Somehow, though, as I finished the book I was left disappointed and unconvinced.


The Human Cosmos

The Human Cosmos coverThe Human Cosmos: Civilization and the Stars
Jo Marchant
Dutton (September 1, 2020), 399 pages
Kindle edition $14.99, Amazon hardcover $24.21

The Human Cosmos is a look at how humankind has looked at the heavens through the ages.

The author describes how the earliest civilizations tracked the movement in the sky and how a king’s astronomers could help him solidify his power. The ability to predict an eclipse could reinforce his legitimacy, while an error could make him vulnerable.

The book goes on to follow human achievements in astronomy through classical, medieval, and early modern times. Marchant describes how observing the cosmos influenced the transition from the American colonies to the new United States. Oddly, the author goes off on a tangent recounting the events of the American and French revolutions, the only connection seemingly being that Thomas Paine used some of Newton’s principles in his writing.

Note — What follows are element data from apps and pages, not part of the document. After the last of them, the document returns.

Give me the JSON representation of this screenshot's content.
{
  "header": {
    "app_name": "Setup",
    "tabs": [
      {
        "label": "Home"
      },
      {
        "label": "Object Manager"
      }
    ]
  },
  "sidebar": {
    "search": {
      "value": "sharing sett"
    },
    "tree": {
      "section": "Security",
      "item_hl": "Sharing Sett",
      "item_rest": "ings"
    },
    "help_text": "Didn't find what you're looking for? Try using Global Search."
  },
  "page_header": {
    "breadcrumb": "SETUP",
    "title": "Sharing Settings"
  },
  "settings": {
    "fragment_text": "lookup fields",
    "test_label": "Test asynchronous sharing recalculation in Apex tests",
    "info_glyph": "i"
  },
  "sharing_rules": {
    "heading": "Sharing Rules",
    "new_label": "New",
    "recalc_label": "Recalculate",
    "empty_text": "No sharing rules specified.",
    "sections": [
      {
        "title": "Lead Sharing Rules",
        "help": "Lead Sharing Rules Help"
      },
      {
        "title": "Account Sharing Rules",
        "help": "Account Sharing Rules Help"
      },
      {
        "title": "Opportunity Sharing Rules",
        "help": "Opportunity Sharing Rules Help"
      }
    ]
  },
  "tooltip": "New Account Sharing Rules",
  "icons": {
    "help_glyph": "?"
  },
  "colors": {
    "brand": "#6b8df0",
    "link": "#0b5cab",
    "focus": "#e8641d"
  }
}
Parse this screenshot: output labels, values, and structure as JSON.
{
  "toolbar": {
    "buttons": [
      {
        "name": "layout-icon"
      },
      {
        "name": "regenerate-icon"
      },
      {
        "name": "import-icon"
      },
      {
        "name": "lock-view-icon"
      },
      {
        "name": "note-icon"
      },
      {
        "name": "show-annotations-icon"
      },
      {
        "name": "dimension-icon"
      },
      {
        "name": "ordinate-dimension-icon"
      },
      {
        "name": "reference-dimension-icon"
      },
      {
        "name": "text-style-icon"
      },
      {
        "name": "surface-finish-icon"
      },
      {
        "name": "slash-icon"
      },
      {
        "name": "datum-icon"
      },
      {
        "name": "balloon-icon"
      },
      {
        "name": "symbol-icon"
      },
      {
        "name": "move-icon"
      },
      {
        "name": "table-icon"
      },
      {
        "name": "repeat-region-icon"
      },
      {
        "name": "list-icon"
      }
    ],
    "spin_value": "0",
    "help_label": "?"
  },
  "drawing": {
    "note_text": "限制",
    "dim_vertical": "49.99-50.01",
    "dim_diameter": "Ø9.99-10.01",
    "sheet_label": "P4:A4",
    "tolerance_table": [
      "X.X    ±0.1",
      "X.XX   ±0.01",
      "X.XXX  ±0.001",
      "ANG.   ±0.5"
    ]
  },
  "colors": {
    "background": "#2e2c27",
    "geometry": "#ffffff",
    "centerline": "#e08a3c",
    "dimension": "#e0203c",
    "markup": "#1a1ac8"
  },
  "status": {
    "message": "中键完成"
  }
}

But when she returns to the world of astronomy the book gets interesting again. She describes the current science and shows how a meteorite found in Antarctica turned out to be a chunk that was blown off of Mars. She also talks about pulsars and writes about the desire of many to believe that the signals occurring at precisely timed intervals were artificial and the creation of an intelligent source out there. So far, most of the signals seem to be natural events, emitting from rapidly spinning stars near the end of their life cycles. She does tantalize us, however, by saying a couple of the detected signals have not been adequately explained.

If you enjoy astronomy and/or the history of science you will like The Human Cosmos.


Until the End of Time

Until the End of Time coverUntil the End of Time: Mind, Matter, and Our Search for Meaning in an Evolving Universe
Brian Greene
Knopf (February 18, 2020), 416 pages
Kindle edition $15.99, Amazon hardcover $19.89

Brian Greene is a working physicist who is also well-known for writing popular books on science. Until the End of Time is his latest. I read a couple of very positive reviews of this book when it first came out and was intrigued enough to purchase it.

Green covers a variety of topics, including entropy, evolution (both biological and non-biological), quantum physics, the big bang and the earliest days of the universe, and the ultimate fate of the universe, which scientists now generally see as continued expansion until there is nothing there.

Greene is an excellent writer when it comes to popularizing science; he is clear, concise, and witty. He certainly knows his stuff, and the work is well-annotated. There is a lot of interesting material here and I learned a few things that I didn’t know before. Ultimately, however, I was disappointed: I came away without any new insights about the search for meaning.